Five students from across the country had the chance to ask Chairman of the Joint Chiefs of Staff Army Gen. Martin E. Dempsey and his wife, Deanie, questions during the MCEC National Training Seminar.
The five students were chosen because of their involvement with the Military Child Education Coalition Student 2 Student program. The program is a student-led organization that welcomes incoming students to new schools and helps departing students prepare for their next school. The average military-connected student moves six to nine times between kindergarten and high school. Students faced with frequent moves must constantly integrate into a new educational system, a new community and find new friends.
Learn more about the Student 2 Student program here.
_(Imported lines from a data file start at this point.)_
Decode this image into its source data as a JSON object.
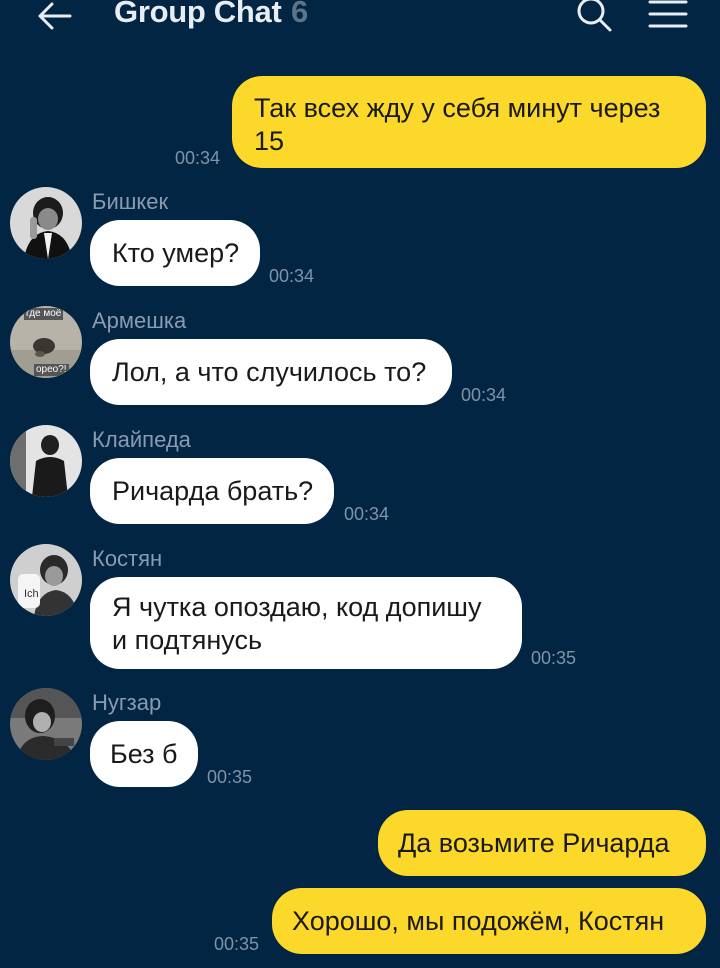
{
  "header": {
    "title": "Group Chat",
    "member_count": "6"
  },
  "messages": [
    {
      "id": "m1",
      "direction": "out",
      "text": "Так всех жду у себя минут через 15",
      "time": "00:34"
    },
    {
      "id": "m2",
      "direction": "in",
      "sender": "Бишкек",
      "text": "Кто умер?",
      "time": "00:34",
      "avatar": "bishkek-avatar"
    },
    {
      "id": "m3",
      "direction": "in",
      "sender": "Армешка",
      "text": "Лол, а что случилось то?",
      "time": "00:34",
      "avatar": "armeshka-avatar",
      "avatar_caption_top": "где моё",
      "avatar_caption_bottom": "орео?!"
    },
    {
      "id": "m4",
      "direction": "in",
      "sender": "Клайпеда",
      "text": "Ричарда брать?",
      "time": "00:34",
      "avatar": "klaipeda-avatar"
    },
    {
      "id": "m5",
      "direction": "in",
      "sender": "Костян",
      "text": "Я чутка опоздаю, код допишу и подтянусь",
      "time": "00:35",
      "avatar": "kostyan-avatar",
      "avatar_caption": "Ich"
    },
    {
      "id": "m6",
      "direction": "in",
      "sender": "Нугзар",
      "text": "Без б",
      "time": "00:35",
      "avatar": "nugzar-avatar"
    },
    {
      "id": "m7",
      "direction": "out",
      "text": "Да возьмите Ричарда",
      "time": ""
    },
    {
      "id": "m8",
      "direction": "out",
      "text": "Хорошо, мы подожём, Костян",
      "time": "00:35"
    }
  ],
  "colors": {
    "background": "#022543",
    "outgoing_bubble": "#fbd82a",
    "incoming_bubble": "#ffffff"
  },
  "icons": [
    "back-arrow-icon",
    "search-icon",
    "menu-icon"
  ]
}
Defense Department senior leaders met with educators to answer questions and discuss the importance of education for military children. All of the commanders said their respective service branches were protecting the military child services from the budget cuts.
“The chief of naval operations has said we’re not going to touch the child development centers or our youth programs; those are fenced,” said Navy Vice Adm. Dixon R. Smith, commander of Navy Installation Command. “We’re protecting those, and they’re funded because we understand the importance of taking care of our children and families.”
“Family is part of readiness, and we have to have that balance between mission, family and our community,” said Army Lt. Gen. David D. Halverson, commander of the Army’s Installation Management Command. “Funding is non-negotiable. It’s really important that we commit to that family readiness.”
Dr. Mary M. Keller, MCEC president and CEO, said the organization serves about 4 million children ranging from newborn through age 23, and roughly half of those have a parent currently serving on active duty, or in the National Guard or reserves. In that group, she added, are some 1.2 million school-aged children.
Keller said transitions and separations are the most prominent challenges unique to military children.
“Kids tell us, ‘Gone is gone,’” she said. “So if mom or dad are gone for training or they’re deployed, whatever it is, that’s a separation from a child, and it means a missed birthday, but it also means that parent has a challenge in staying as connected to school as they would like to … so that whole education continuum is different for military kids.”
According to Keller, children who have active-duty military parents tend to move about three times more often than their civilian classmates.
“That translates into six to nine different schools from kindergarten until they graduate from high school,” Keller said.
Navy Adm. Harry B. Harris Jr., commander of U.S. Pacific Command, acknowledged that while being a military child affords uncommon opportunities to travel and experience other cultures, it also poses unique challenges, which fall not only on service member parents, but upon educators and support networks.
“Children of military parents repeatedly face the challenges of engagement, disengagement, and reengagement as they move to new schools every two or three years,” Harris said.
“It’s no surprise that studies have shown that children of military parents are often more vulnerable to fear and anxiety, and that those stressors manifest themselves behaviorally and academically,” the admiral said.
Harris elaborated on inherent challenges that much-traveled military children face, such as delayed school enrollment, inappropriate grade-level placement, exclusion from educational programs and extracurricular activities, and delayed graduation.
“Our educational system simply isn’t designed, much to its discredit, to support the lifestyle that accompanies a career of service,” he said.